Until the late 1990s, "vocational education" in traditional trades such as carpentry, cosmetology, and auto mechanics was often the presumptive high school placement for low-performing students considered ill-suited for college. However, in the past two decades, policymakers and educators have reconsidered what is now referred to as "Career and Technical Education" (CTE). Done right, secondary CTE provides preparation and skill building for careers in fields such as information technology, health services, and advanced manufacturing, in which many positions require a postsecondary education. While some high school CTE students do enter the workforce without additional training, many secondary CTE programs feed participants into professional certification or associate degree programs at two- or four-year colleges. The goal of today's CTE is simple: to connect students with growing industries in the American economy and to give them the skills and training required for long-term success.

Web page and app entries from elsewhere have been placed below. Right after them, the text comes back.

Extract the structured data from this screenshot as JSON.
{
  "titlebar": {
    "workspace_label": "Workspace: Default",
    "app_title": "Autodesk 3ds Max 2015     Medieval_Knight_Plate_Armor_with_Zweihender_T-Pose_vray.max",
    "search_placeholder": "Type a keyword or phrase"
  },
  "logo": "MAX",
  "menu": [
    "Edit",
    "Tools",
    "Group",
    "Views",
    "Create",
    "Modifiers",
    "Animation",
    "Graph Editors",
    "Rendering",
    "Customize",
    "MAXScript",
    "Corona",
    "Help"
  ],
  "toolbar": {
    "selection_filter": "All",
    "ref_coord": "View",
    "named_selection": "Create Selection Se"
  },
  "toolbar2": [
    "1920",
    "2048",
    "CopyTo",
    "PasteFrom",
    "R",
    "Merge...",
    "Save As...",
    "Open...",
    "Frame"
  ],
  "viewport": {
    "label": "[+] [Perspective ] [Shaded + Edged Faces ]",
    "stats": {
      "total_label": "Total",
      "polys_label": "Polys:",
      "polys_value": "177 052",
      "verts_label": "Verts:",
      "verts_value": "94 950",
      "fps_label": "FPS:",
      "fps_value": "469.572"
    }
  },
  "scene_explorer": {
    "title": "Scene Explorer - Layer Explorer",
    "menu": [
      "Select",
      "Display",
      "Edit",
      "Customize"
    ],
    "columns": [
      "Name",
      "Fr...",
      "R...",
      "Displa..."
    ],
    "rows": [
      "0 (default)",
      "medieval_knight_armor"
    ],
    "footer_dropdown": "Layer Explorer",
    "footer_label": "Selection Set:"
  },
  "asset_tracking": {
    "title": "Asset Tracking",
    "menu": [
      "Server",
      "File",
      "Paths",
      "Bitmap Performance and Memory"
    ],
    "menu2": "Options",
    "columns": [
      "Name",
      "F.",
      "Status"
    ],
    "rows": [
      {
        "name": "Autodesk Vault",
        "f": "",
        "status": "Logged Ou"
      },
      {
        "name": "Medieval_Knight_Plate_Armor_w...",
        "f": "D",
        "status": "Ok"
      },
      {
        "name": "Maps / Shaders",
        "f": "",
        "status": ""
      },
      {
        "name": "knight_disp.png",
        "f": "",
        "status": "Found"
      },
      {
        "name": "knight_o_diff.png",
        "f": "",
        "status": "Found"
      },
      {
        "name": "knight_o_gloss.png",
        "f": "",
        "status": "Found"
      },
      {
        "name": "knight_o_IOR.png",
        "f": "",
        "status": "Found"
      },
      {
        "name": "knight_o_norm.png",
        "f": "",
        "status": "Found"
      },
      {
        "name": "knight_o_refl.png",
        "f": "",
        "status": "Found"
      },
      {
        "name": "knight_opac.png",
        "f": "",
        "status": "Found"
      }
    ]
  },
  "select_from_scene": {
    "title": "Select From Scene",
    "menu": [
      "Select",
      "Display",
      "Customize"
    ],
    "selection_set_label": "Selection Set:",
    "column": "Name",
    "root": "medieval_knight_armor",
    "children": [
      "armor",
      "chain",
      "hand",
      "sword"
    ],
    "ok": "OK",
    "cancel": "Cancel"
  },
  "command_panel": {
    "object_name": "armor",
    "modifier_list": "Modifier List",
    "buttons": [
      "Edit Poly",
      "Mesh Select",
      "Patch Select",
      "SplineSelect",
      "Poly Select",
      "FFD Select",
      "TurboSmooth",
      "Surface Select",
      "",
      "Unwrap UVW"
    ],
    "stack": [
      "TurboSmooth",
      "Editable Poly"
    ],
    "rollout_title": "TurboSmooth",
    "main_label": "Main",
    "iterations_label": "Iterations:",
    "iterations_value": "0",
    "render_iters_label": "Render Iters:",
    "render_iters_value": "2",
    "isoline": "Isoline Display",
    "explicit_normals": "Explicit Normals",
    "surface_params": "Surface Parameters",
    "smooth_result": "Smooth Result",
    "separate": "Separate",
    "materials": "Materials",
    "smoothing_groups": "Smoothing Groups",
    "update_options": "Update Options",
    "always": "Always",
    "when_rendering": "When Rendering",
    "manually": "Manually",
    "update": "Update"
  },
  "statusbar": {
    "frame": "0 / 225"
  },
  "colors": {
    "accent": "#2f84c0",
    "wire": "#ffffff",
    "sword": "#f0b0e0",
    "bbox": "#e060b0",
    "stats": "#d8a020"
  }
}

Unfortunately, little is known about this "new vocationalism." This study uses a rich set of data from the Arkansas Research Center (ARC) to follow three cohorts--more than 100,000 students--from eighth grade, through high school, and into college and/or the workforce. It asks: (1) Which students are taking CTE courses? Which courses--and how many of them--are they taking?; (2) Does greater exposure to CTE improve education and employment outcomes (high school graduation, college enrollment, employment status, and wages)?; and (3) Does CTE "concentration" (taking a sequence of three or more courses in an occupationally aligned "program of study") have benefits for students? Do certain students benefit more than others? This study is focused on Arkansas for several reasons. First, it is one of just five states that link education and workforce data such that questions about the efficacy of secondary CTE can be addressed. Second, it recently overhauled state policies to improve career readiness and align CTE programs with the labor market. Third, per capita income is among the lowest in the nation, and residents stand to benefit both educationally and economically from effective CTE. While no single state is truly representative of the United States as a whole, as a racially and geographically diverse state facing a number of common economic and social challenges, Arkansas can serve as a useful (and practical) test case for examining CTE. This report is organized as follows: Section One summarizes the history of secondary CTE, and reviews the scant existing research on it. Section Two describes the present study's data and methods, and also provides context specifically for Arkansas. Section Three presents the results, and Section Four considers the implications and offers recommendations for policymakers. The results suggest that policymakers and education leaders nationwide should invest more heavily (and strategically) in high school CTE. The following are appended: (1) Policy Recommendations; (2) Methodology; and (3) Supplemental Analyses & Results. [Foreword and Executive Summary written by Michael J. Petrilli and Dara Zeehandelaar.]
Thomas B. Fordham Institute. 1701 K Street NW Suite 1000, Washington, DC 20006. Tel: 202-223-5452; Fax: 202-223-9226; e-mail: backtalk@edexcellence.net; Web site: http://www.edexcellence.net
Publication Type: Reports - Research; Numerical/Quantitative Data
Education Level: High Schools; Secondary Education
Audience: N/A
Language: English
Sponsor: Smith Richardson Foundation; Thomas B. Fordham Foundation
Authoring Institution: Thomas B. Fordham Institute
Identifiers - Location: Arkansas